Visitors to trade shows and conventions can often be found gathered around a little box containing a person snatching at seemingly hundreds of flying dollar bills. Money-blowing machines may look like easy money, but they are much more difficult than you would think, plus the operators of the money-blowing machines impose all sorts of rules to make money grabbing even harder. Some might limit you to using one hand. Some might give you a pouch in which all bills must be stuffed. With a little advanced preparation and observation, learning how to catch money in a money-blowing machine is easy.
Ask for the rules, but do not offer any suggestions. For example, don't ask, "May I use both hands?" This will give them the opportunity to say, "No." Simply ask for the rules, and if they do not mention that you cannot use both hands, then it is allowed.
If you have time to prepare beforehand, apply hairspray to your hands and allow them to dry. This will make them slightly sticky, which will make snatching dollars from the air a bit easier. It also might be construed as blatant cheating — which it is — so keep this to yourself.
Target one bill at a time. You will be tempted to make a mad grab for every bill in the entire money-blowing chamber, but this will only make catching the bills harder.
Use both hands, if you are allowed. Spread your fingers wide for maximum money grabbing potential and also to allow air to pass through your fingers without pushing away the bills. Keep your hands about a foot apart in front of your face ready to clap a bill between them. Focus on one bill, then clap as fast as you can to capture a bill.
If you are only allowed to catch bills with one hand, make sure to spread your fingers wide for maximum coverage. Use your hands in concert, thrusting them together into masses of dollar bills. Focus on one bill at a time. Keep snatching constantly until you get a bill. Another good one-handed technique is to slam your hands into your body to trap bills or slam them against the walls of the chamber. (Just make sure this is not against the rules, or you will be disqualified.)
Stuff the bills into your pockets or whatever pouch the operators have given you immediately before focusing on another bill to snatch. Remember, you will only be allowed to keep the bills you have stuffed into the provided container, so don't hold onto bills too long. The quicker you can empty your hands, the faster you can snatch more bills.

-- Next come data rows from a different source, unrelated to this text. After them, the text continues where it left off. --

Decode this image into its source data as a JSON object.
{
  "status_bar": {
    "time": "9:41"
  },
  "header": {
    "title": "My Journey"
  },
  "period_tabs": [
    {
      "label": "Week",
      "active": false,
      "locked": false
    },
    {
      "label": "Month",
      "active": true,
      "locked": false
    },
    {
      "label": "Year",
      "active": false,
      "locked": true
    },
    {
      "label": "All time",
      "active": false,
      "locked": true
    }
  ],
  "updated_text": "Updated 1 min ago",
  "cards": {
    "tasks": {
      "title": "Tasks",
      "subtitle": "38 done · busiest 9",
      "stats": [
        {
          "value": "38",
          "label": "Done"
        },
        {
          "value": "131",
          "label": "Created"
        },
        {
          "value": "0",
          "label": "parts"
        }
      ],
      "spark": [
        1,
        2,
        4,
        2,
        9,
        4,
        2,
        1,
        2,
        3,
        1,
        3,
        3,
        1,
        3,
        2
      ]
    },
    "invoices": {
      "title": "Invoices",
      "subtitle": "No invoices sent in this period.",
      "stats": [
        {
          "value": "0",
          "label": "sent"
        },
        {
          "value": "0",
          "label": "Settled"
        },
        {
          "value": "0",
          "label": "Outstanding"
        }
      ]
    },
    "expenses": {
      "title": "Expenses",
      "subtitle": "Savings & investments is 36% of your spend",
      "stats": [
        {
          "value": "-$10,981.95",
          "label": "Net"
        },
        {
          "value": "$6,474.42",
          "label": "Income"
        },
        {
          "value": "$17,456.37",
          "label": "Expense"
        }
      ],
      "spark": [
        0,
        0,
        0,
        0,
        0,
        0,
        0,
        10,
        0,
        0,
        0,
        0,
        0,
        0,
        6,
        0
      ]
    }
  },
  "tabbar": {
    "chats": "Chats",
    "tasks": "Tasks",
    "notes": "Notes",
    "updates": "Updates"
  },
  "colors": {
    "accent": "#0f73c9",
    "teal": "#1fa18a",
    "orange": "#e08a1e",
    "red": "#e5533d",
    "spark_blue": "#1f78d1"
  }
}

Scoop dollars from the ground. Most operators will tell you beforehand that you must snatch bills in flight, but if they have not specified this from the beginning, look down and see if there are clusters of bills at your feet. If you are not allowed to scoop these bills with your hands, then kick and shuffle your feet to scatter them into the air so that you may snatch them.
Scoop dollars from the ceiling. The hardest place to snatch bills is while they are rising or falling, but once they hit the ceiling, they hover for just a moment before falling back down. Sometimes the best place to find and focus on easy-to-catch bills is directly over your head.
Money-blowing machine operators will force you to wear "safety glasses" that are meant more to hinder your peripheral vision than to protect it, so make sure you swivel your head around to get the best view of the flying bills. Don't focus only on the bills in front of you.
Keep in constant pursuit of flying bills. Don't allow yourself to celebrate your victories or mourn your misses. Continue to snatch and grab until the operator makes you stop.
Money-blowing machines are made to dazzle you with all the flying money, but they are actually quite challenging, so don't be disappointed if you come out with less money than you imagined you would. You are pretty much guaranteed to walk out of a money-blowing machine with more cash than you walked in with, so have fun.
Money is dirty and touched by countless hands, so don't stuff bills into your mouth unless you want to get sick. It is also a good idea to apply anti-bacterial lotion to your hands once your leave the money-blowing machine just in case.
- Money-blowing machines are made to dazzle you with all the flying money, but they are actually quite challenging, so don't be disappointed if you come out with less money than you imagined you would. You are pretty much guaranteed to walk out of a money-blowing machine with more cash than you walked in with, so have fun.
- Money is dirty and touched by countless hands, so don't stuff bills into your mouth unless you want to get sick. It is also a good idea to apply anti-bacterial lotion to your hands once your leave the money-blowing machine just in case.
Eirik Ott is a professional performance poet, freelance writer, graphic designer, Apple Computer enthusiast and photographer. Since graduating from Chico State University with a degree in journalism in 2000, he has written for newspapers and magazines such as "The Reno Gazette-Journal," "The Austin American-Statesman," "Bust Magazine" and "Poets & Writers Magazine." He is based in Austin, Texas.